UPDATE: Virginia enters stay-in-place shelter order

Gov. Ralph Northam signs executive order banning nonessential public access


Courtesy of Virginia Government

Kyle Hawley, Opinions Editor

On March 30, Virginia Governor Ralph Northam issued an executive order declaring a stay-in-place shelter for all Virginian residents. While the order allows for essential needs like grocery shopping, seeking medical attention, basic exercise, and traveling to places of worship, it also allows for people to attend another person’s private residence. However, gathering in groups of 10 or more is prohibited and citizens out in public must maintain the CDC’s strongly advised 6 feet distance from one another. Violations of the temporary law can lead to a Class 1 misdemeanor.
Following his press conference, many McLean students took to social media to complain about the newly enacted order, with a good amount saying they agree with Northam’s decision.
“I understand where the governor is coming from,” junior Alexia Granados said. “His number one focus right now is keeping Virginia safe and healthy. He didn’t do this for fun.”
Virginia follows a handful list of states who have ordered a similar stay-in-place shelter restriction. States around the country like California, New York and Illinois, and even neighboring states like Maryland have implemented the orders.
The Old Dominion had lacked combative measures, except for controversially ending school for the year. This law comes with a change of life for people who have ignored the federal guidelines. However, some people aren’t affected by it.
“I have been under strict quarantine by my parents long before the mandatory order was in place.
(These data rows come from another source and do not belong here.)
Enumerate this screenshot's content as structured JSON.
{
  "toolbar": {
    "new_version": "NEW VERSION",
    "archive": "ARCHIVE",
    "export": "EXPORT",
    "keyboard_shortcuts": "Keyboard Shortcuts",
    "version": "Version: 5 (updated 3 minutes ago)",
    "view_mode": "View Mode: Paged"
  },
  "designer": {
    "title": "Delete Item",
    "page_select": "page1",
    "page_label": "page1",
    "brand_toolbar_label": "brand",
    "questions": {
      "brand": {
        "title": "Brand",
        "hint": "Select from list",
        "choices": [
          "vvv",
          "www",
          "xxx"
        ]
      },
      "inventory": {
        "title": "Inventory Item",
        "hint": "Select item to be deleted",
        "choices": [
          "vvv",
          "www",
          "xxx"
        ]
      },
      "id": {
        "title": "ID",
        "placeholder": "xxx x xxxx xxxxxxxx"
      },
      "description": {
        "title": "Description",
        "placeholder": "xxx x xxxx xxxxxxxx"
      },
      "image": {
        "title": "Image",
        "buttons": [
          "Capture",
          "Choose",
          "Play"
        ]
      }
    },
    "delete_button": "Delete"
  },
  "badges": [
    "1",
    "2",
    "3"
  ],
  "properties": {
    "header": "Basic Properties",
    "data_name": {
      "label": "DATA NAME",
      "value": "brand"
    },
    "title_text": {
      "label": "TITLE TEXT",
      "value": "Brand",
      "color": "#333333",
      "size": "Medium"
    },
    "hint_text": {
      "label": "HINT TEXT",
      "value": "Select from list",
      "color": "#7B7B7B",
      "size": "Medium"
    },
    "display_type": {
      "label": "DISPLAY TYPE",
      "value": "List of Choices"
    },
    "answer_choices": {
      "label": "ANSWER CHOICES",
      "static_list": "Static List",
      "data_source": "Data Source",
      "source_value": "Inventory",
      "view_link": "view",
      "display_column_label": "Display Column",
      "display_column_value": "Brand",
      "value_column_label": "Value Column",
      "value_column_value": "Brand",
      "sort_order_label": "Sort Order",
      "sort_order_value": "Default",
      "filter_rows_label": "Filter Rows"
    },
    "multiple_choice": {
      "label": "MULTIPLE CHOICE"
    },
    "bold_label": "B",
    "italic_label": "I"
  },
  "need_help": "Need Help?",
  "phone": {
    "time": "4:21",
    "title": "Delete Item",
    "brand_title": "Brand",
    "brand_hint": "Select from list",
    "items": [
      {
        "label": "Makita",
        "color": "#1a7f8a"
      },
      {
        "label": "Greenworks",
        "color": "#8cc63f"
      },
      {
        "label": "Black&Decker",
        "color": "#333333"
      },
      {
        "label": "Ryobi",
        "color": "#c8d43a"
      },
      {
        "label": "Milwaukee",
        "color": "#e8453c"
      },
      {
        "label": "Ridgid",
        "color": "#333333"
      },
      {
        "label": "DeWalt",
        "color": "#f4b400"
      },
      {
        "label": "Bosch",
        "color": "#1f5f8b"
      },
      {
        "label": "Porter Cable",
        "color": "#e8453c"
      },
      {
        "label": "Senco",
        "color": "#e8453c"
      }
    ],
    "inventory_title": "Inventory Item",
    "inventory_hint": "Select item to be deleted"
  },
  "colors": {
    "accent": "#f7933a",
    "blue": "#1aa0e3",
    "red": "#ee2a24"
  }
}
This just makes it illegal in the eyes of the state for my family,” Granados said.
Virginians have a long way to go as they wait for the executive order to be lifted. Currently, the public ban is set to be unrestricted on June 10.